Work request → What the answer must hold is the line containing "What data populates" and all lines after it through the end of the listing, copied exactly, with pictures left out.
══════
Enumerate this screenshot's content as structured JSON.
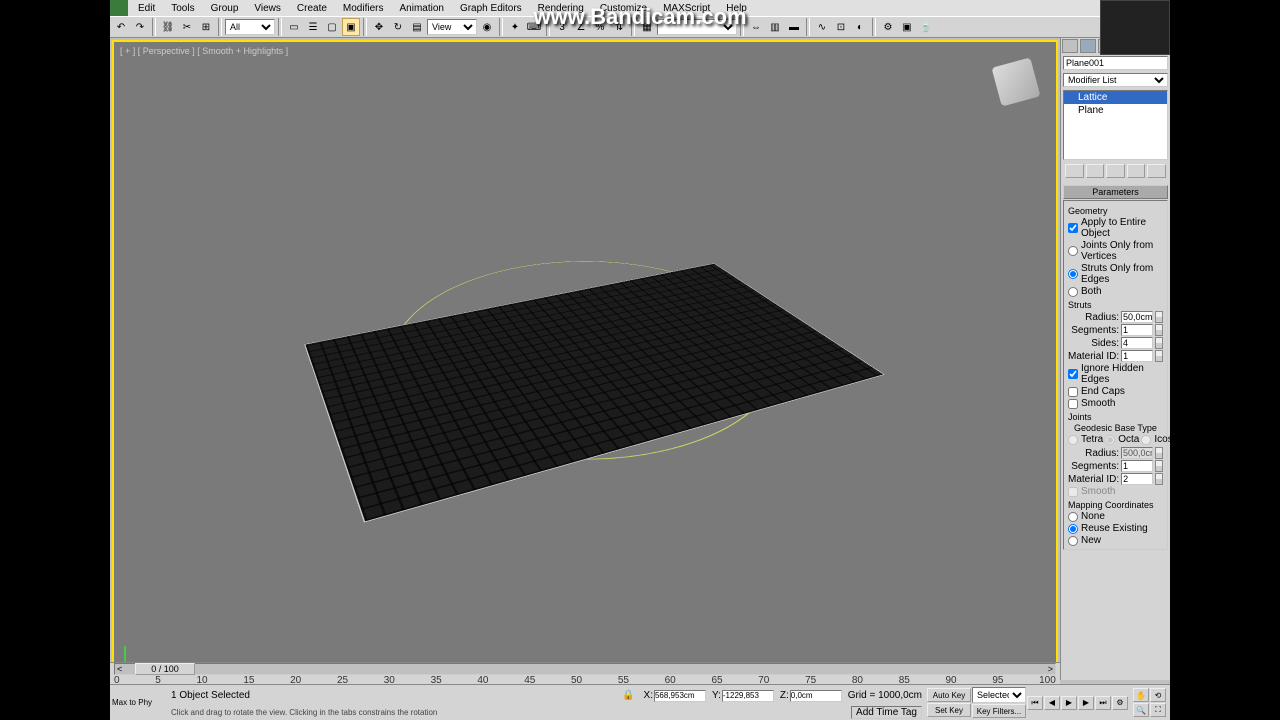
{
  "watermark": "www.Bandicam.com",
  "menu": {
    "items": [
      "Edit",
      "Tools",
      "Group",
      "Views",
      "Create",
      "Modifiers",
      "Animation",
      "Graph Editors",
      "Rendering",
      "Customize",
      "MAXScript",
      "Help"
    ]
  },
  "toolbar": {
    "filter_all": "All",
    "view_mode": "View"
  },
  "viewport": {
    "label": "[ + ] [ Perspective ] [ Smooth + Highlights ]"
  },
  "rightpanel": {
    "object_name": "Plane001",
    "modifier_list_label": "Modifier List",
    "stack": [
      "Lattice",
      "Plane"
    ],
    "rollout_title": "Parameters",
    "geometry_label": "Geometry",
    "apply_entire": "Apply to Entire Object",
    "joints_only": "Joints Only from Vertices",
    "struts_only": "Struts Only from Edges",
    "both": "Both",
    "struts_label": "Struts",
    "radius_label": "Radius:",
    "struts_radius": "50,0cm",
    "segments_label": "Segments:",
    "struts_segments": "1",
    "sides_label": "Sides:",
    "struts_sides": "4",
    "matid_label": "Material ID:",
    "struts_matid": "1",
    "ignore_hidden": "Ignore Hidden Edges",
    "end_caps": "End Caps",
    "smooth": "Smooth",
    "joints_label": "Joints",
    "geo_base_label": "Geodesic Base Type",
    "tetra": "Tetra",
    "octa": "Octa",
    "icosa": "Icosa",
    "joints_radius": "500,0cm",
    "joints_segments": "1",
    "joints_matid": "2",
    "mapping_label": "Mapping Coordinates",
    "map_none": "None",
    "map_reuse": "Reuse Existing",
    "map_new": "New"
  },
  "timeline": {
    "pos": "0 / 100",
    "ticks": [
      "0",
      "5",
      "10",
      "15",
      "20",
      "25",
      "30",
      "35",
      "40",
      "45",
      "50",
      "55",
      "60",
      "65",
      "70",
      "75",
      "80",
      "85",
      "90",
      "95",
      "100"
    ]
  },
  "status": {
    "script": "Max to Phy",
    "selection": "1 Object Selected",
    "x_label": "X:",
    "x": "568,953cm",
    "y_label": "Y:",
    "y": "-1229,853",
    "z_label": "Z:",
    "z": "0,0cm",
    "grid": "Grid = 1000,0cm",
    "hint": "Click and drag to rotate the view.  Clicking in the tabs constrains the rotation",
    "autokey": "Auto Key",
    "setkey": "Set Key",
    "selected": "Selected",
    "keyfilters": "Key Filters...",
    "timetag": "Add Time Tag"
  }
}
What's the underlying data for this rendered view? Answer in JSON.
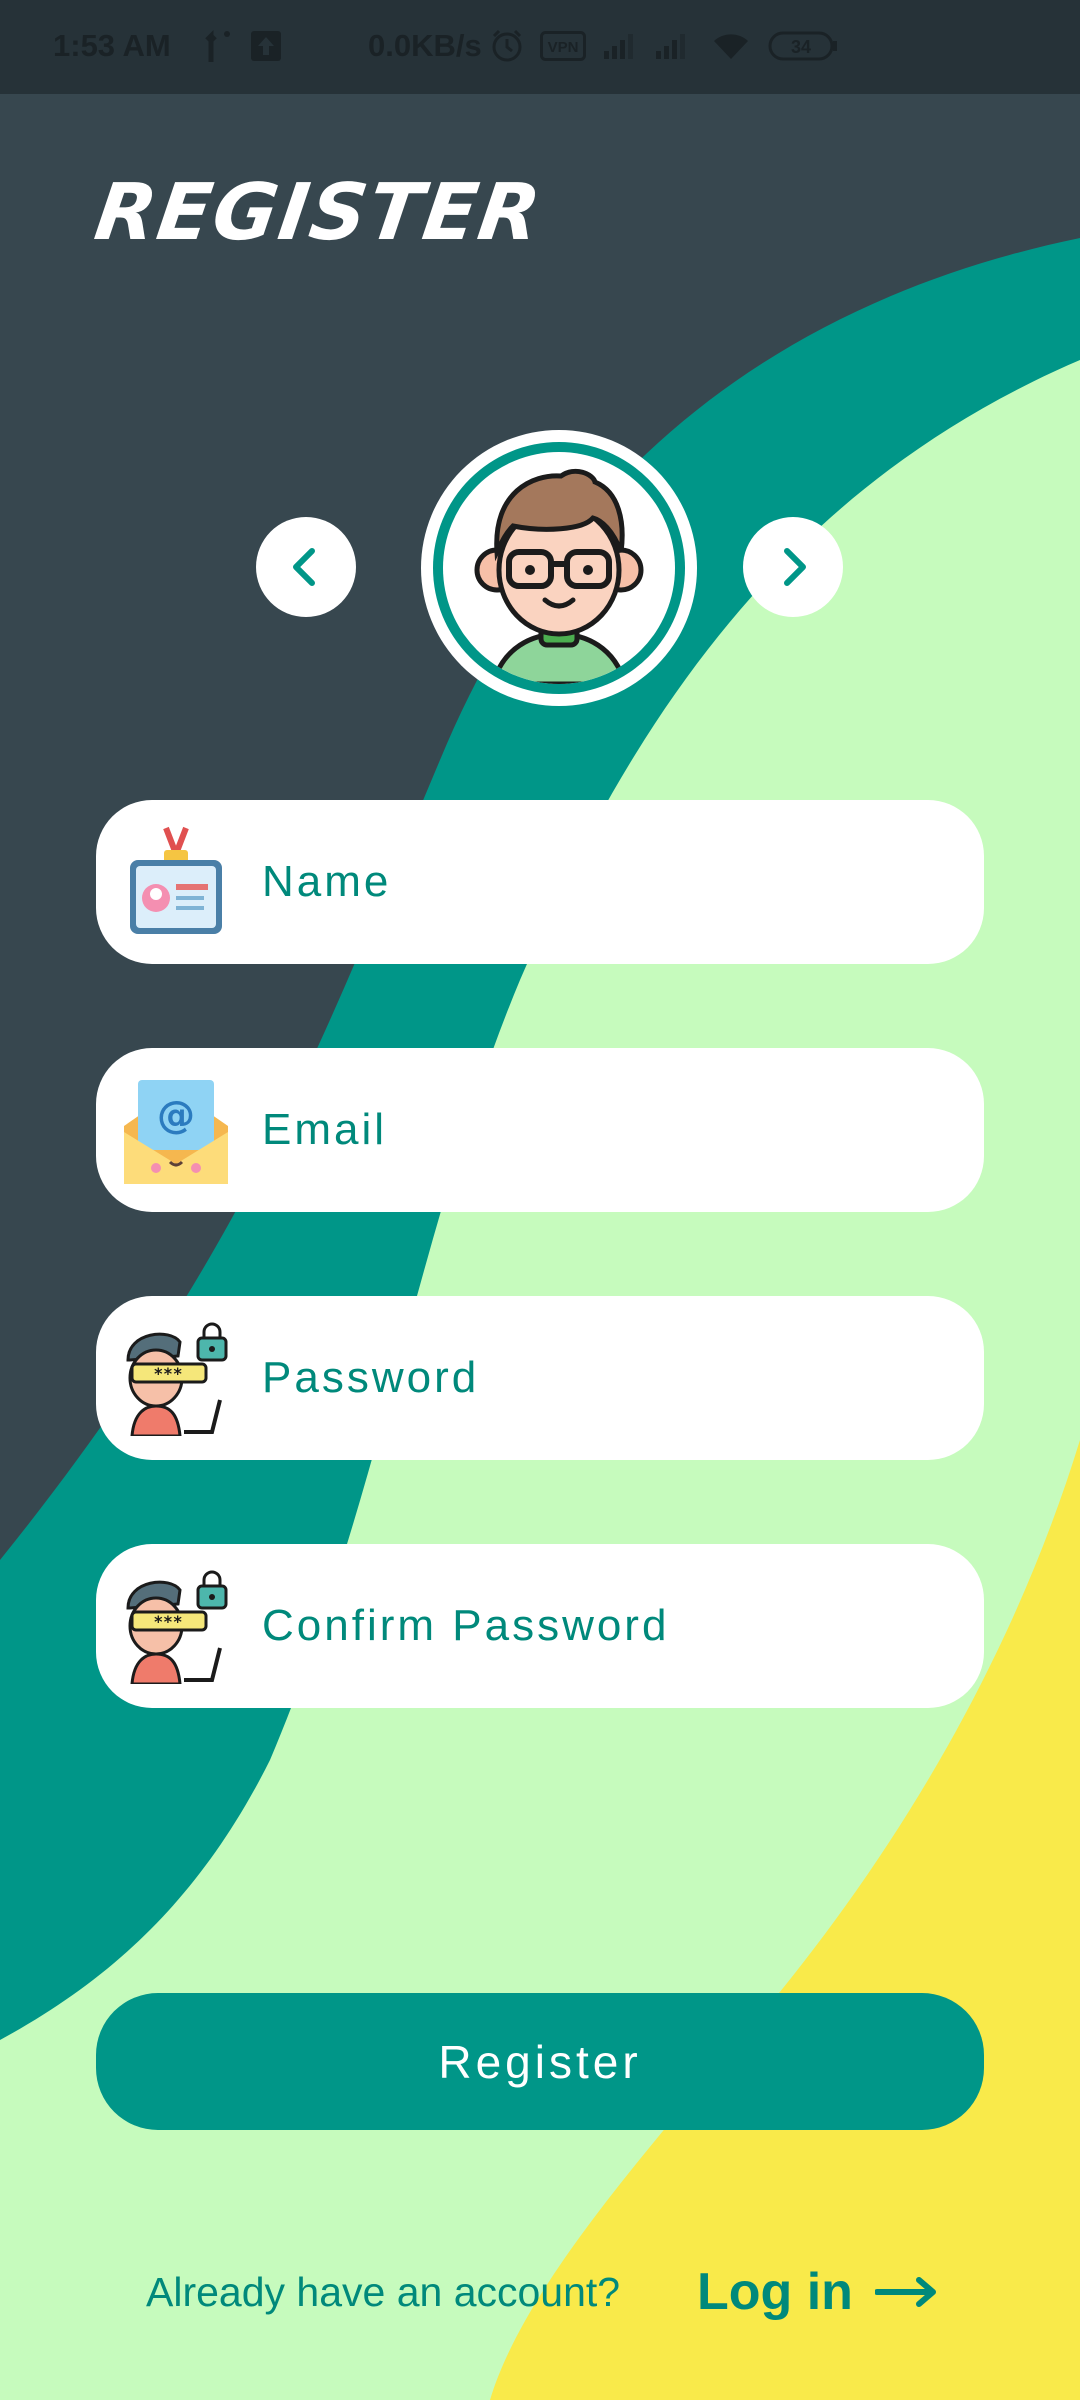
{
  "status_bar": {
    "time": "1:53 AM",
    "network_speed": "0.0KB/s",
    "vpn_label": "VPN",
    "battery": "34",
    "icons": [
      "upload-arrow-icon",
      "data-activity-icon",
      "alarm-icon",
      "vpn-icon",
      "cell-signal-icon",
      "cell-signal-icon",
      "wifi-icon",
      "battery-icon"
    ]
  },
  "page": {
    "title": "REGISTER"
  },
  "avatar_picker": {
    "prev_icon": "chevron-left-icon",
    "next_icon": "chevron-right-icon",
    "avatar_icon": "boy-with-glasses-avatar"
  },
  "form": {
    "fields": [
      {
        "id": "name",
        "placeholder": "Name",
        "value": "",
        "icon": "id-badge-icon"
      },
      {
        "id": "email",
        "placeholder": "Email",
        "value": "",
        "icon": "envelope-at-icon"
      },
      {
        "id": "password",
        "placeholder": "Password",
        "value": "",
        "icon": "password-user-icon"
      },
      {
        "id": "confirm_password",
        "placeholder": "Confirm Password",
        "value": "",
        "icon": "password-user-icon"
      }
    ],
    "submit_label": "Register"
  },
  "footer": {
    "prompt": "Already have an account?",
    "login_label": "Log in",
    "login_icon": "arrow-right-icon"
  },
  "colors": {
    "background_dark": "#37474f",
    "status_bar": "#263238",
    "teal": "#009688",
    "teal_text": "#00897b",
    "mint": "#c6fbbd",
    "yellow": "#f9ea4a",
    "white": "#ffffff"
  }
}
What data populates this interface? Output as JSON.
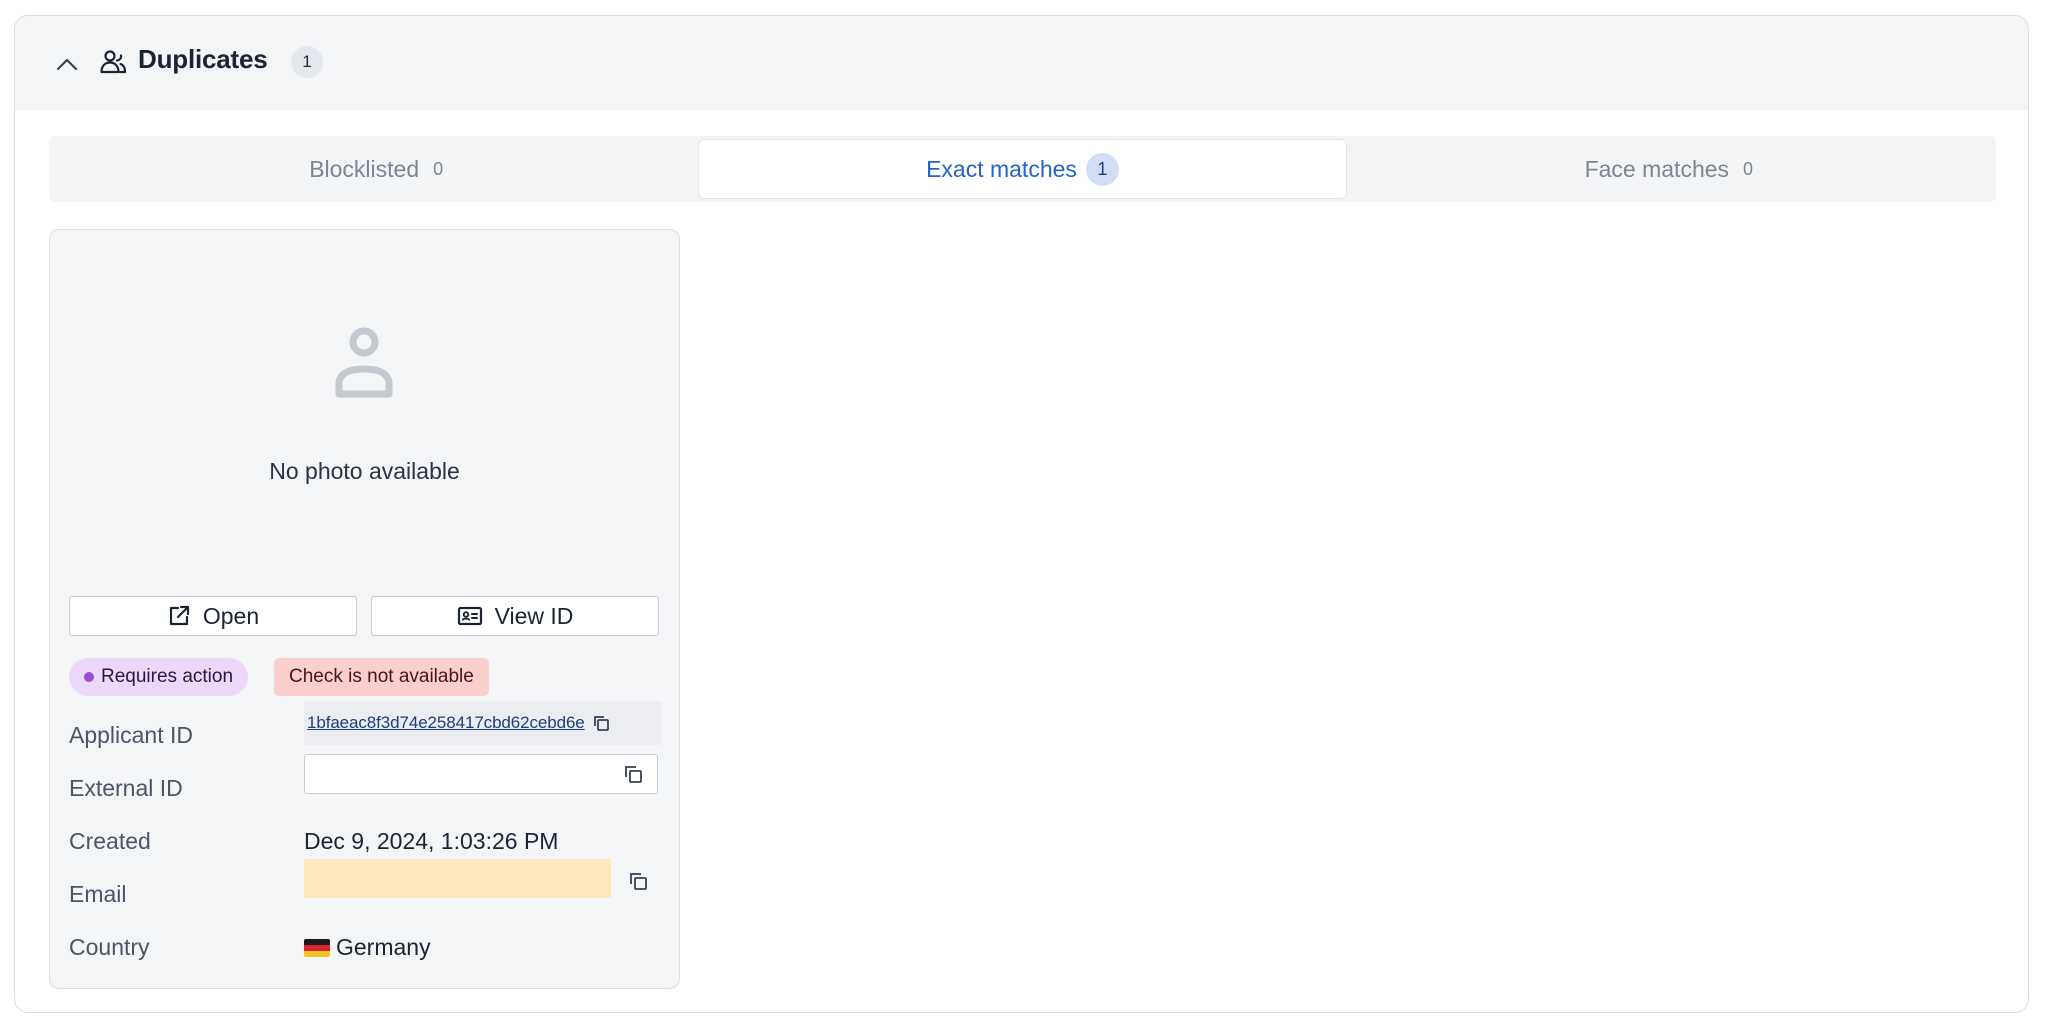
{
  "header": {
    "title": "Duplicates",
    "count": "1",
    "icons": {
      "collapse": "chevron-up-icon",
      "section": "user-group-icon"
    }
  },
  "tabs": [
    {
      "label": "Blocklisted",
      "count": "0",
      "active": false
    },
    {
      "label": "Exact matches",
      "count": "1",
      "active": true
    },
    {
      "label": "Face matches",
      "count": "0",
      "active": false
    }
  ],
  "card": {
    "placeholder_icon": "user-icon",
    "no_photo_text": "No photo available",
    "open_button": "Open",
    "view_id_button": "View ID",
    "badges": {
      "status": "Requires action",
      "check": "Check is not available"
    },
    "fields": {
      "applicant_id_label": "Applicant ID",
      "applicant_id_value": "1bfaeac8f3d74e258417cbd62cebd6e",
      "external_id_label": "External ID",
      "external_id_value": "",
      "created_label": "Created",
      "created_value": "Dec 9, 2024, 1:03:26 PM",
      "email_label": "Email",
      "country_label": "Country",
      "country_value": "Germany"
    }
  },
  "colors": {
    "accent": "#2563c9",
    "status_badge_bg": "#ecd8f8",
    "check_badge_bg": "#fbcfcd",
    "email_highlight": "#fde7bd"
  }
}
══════
Answer area →
What data populates this interface? Output as JSON.
{
  "header": {
    "title": "Duplicates",
    "count": "1",
    "icons": {
      "collapse": "chevron-up-icon",
      "section": "user-group-icon"
    }
  },
  "tabs": [
    {
      "label": "Blocklisted",
      "count": "0",
      "active": false
    },
    {
      "label": "Exact matches",
      "count": "1",
      "active": true
    },
    {
      "label": "Face matches",
      "count": "0",
      "active": false
    }
  ],
  "card": {
    "placeholder_icon": "user-icon",
    "no_photo_text": "No photo available",
    "open_button": "Open",
    "view_id_button": "View ID",
    "badges": {
      "status": "Requires action",
      "check": "Check is not available"
    },
    "fields": {
      "applicant_id_label": "Applicant ID",
      "applicant_id_value": "1bfaeac8f3d74e258417cbd62cebd6e",
      "external_id_label": "External ID",
      "external_id_value": "",
      "created_label": "Created",
      "created_value": "Dec 9, 2024, 1:03:26 PM",
      "email_label": "Email",
      "country_label": "Country",
      "country_value": "Germany"
    }
  },
  "colors": {
    "accent": "#2563c9",
    "status_badge_bg": "#ecd8f8",
    "check_badge_bg": "#fbcfcd",
    "email_highlight": "#fde7bd"
  }
}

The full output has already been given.